==== SUPPLIED DATA

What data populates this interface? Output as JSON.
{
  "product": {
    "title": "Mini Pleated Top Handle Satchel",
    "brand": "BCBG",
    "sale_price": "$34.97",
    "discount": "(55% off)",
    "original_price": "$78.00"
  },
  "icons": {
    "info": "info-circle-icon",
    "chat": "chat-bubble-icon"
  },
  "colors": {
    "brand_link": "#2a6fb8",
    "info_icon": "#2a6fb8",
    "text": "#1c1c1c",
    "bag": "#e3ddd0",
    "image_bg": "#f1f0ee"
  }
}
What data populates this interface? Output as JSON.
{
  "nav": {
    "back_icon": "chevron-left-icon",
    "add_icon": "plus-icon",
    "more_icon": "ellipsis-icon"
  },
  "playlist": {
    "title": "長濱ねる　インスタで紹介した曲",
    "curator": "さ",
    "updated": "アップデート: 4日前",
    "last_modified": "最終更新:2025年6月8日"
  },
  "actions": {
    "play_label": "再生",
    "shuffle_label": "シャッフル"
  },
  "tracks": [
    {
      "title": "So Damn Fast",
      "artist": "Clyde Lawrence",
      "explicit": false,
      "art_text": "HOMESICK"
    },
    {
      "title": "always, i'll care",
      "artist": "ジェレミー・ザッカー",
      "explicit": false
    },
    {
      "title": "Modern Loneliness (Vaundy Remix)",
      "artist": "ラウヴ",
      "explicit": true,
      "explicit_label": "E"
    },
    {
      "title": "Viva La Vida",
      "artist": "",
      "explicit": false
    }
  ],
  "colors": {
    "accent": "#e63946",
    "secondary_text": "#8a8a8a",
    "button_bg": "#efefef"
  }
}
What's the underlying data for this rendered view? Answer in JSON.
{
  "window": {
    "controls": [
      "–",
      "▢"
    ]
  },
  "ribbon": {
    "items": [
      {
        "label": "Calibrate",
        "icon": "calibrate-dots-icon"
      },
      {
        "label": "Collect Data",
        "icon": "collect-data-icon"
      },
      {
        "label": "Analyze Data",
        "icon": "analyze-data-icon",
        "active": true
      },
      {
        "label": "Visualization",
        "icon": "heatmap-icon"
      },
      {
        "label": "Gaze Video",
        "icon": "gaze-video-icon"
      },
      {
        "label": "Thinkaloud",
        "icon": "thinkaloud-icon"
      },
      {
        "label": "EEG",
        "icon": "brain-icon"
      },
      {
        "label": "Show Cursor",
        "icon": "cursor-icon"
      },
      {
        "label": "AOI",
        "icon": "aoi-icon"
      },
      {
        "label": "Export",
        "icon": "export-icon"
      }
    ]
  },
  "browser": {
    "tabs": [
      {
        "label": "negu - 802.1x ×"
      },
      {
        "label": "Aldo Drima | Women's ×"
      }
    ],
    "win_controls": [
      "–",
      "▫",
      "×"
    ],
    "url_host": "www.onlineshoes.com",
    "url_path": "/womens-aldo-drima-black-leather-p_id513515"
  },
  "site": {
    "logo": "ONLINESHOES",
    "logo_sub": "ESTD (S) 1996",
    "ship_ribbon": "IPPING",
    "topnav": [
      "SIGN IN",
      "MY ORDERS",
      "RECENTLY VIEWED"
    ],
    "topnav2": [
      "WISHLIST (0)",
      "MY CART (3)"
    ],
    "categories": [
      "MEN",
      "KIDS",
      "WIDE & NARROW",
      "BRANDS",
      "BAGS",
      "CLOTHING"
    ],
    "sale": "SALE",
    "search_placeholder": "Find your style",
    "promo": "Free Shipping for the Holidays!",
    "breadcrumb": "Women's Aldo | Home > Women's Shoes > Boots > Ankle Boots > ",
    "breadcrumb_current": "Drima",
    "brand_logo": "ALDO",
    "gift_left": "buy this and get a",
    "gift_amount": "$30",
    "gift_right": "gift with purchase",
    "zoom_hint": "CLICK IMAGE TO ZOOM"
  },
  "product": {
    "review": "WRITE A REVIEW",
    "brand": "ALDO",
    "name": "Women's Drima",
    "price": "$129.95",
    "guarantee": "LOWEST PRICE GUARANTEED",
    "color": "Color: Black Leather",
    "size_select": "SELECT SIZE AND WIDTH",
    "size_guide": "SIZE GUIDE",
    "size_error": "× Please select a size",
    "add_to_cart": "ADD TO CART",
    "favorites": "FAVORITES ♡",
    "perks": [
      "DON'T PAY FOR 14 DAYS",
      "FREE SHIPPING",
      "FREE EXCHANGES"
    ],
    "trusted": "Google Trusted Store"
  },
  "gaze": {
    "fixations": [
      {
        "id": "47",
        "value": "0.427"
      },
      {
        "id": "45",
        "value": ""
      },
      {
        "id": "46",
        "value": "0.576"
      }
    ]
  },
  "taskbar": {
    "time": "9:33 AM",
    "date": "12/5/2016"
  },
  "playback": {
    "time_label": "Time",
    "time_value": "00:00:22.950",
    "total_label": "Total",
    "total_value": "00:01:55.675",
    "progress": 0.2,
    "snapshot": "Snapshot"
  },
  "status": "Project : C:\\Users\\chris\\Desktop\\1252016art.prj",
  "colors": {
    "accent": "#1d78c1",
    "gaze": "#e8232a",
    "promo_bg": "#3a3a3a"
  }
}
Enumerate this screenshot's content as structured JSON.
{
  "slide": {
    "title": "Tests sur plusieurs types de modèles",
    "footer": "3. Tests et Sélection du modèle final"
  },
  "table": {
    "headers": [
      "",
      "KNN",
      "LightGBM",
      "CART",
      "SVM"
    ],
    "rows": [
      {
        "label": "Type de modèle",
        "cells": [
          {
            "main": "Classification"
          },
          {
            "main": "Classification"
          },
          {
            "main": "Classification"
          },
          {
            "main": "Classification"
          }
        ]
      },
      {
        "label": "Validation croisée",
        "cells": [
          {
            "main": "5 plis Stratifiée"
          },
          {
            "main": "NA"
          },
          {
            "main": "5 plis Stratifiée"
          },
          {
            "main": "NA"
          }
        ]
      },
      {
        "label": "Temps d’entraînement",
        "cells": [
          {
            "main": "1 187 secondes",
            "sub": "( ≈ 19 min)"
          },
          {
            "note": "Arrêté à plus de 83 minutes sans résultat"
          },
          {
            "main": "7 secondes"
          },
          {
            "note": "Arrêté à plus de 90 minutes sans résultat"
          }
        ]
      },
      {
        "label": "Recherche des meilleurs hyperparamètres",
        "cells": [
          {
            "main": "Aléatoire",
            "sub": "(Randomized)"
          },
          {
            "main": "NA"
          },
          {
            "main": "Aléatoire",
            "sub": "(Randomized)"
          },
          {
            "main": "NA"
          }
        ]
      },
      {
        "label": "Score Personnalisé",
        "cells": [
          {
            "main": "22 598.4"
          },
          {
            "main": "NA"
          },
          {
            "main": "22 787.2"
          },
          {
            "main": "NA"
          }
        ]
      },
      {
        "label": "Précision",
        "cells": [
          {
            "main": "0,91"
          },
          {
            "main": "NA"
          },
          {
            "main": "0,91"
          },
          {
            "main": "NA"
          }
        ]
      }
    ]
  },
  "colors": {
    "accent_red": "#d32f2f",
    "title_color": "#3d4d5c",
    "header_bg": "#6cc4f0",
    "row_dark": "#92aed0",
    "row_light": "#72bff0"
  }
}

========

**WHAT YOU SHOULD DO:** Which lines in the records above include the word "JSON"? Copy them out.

**WRITTEN SOLUTION:**
What data populates this interface? Output as JSON.
What data populates this interface? Output as JSON.
What's the underlying data for this rendered view? Answer in JSON.
Enumerate this screenshot's content as structured JSON.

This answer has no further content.